Another method that has been hypothesized to reduce the detrimental effects of smoking is nicotine replacement therapy (NRT). This can be done by a variety of methods, including e-cigarettes, Chantix (Varenicline, a nicotinic receptor partial agonist), nicotine patches, and nicorette gum. The theory behind the use of these therapies is that many of the components of cigarette smoke are much more harmful than the nicotine component. With regards to spinal fusion and bone healing in general, there are many studies to support this claim. Gullihorn et al. studied the differential effects of nicotine and smoke condensate on bone metabolic activity. Their data suggest that nicotine may actually directly stimulate bone metabolic activity, while smoke condensate with equivalent levels of nicotine elicits an inhibitory effect.62 Daffner et al. produced somewhat more ambiguous results in terms of nicotine verses cigarette smoke as the predictor of negative outcomes in spinal fusion. They determined that the effects of nicotine on spinal fusion are complex, may be dose-dependent, and may not always be detrimental, concluding that the effects of smoking on spinal fusion may be due to other components of cigarette smoke.63 Another study by Daffner claimed to show that nicotine increased osteoblast activity of induced bone marrow stromal cells in a dose dependent manner.64 These studies should be scrutinize further because of the long-held consensus about the negative effects of nicotine on both bone health and bone healing, but they potentially open the door to the idea that other components of cigarette smoke may be even more harmful to the fusion healing process than nicotine alone. At this point, there is not enough evidence to conclusively recommend NRT instead of smoking for patients undergoing spinal fusion surgery. However, with more research it may be determined that NRT has less detrimental effects than cigarette smoke when evaluating outcomes.

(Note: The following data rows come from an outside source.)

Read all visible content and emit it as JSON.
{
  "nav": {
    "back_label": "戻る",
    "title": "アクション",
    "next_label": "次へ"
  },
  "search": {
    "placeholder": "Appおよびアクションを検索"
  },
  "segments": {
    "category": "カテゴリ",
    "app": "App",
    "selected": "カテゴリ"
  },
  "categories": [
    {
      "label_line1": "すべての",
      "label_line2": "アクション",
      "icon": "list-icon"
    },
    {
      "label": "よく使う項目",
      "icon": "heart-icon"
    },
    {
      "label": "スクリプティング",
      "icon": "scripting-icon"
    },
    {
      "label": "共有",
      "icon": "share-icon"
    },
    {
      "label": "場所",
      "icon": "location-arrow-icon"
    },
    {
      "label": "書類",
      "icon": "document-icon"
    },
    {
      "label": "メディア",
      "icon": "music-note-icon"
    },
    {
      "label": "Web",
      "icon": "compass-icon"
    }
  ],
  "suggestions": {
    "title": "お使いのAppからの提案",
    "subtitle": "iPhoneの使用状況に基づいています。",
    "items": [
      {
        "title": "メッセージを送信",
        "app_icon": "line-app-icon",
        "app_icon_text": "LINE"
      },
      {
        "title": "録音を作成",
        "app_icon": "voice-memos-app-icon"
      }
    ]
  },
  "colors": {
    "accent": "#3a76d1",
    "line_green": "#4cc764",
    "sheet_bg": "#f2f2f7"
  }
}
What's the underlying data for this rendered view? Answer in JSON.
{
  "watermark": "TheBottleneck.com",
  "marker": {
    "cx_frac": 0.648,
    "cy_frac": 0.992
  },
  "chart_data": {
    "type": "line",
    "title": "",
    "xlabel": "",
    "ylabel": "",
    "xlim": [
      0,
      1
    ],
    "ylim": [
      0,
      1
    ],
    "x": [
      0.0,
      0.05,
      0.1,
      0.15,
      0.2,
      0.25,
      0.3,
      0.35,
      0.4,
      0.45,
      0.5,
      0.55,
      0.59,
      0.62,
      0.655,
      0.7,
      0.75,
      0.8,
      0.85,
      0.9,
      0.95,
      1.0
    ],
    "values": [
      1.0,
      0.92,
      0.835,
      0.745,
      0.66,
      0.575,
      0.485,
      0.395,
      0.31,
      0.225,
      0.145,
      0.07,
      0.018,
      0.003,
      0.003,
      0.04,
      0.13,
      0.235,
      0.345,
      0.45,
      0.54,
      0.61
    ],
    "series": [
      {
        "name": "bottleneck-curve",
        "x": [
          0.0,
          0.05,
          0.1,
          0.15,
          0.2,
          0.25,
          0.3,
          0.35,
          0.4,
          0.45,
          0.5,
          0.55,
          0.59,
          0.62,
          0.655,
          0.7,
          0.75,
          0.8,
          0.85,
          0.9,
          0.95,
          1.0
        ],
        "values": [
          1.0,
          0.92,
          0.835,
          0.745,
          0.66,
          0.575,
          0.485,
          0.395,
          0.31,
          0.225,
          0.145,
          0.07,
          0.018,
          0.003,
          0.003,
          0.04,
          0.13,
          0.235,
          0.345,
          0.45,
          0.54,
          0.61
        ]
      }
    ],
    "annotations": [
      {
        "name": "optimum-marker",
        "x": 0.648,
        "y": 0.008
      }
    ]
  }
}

Cigarette smoking is particularly damaging to the musculoskeletal system and the vertebral column specifically. It is linked to lower fusion success and higher complication rates after lumbar fusion surgery, and cessation, at least postoperatively, should be strongly recommended, particularly in the vital first four weeks after surgery. Research is currently being conducted into therapies that can overcome the negative effects of smoking and into alternatives to smoking that may better allow for smokers to quit perioperatively.
40.Wing KJ, Fish CG, O’Connell JX, Wing PC. Stopping nicotine exposure before surgery. The effect on spinal fusion in a rabbit model. Spine (Phila Pa 1976). 2000 Jan;25(1):30-4.
The authors declare no relevant disclosures.
Daniel Berman, 601 Pembroke Ave, Suite 613, Norfolk VA 23507. email@example.com.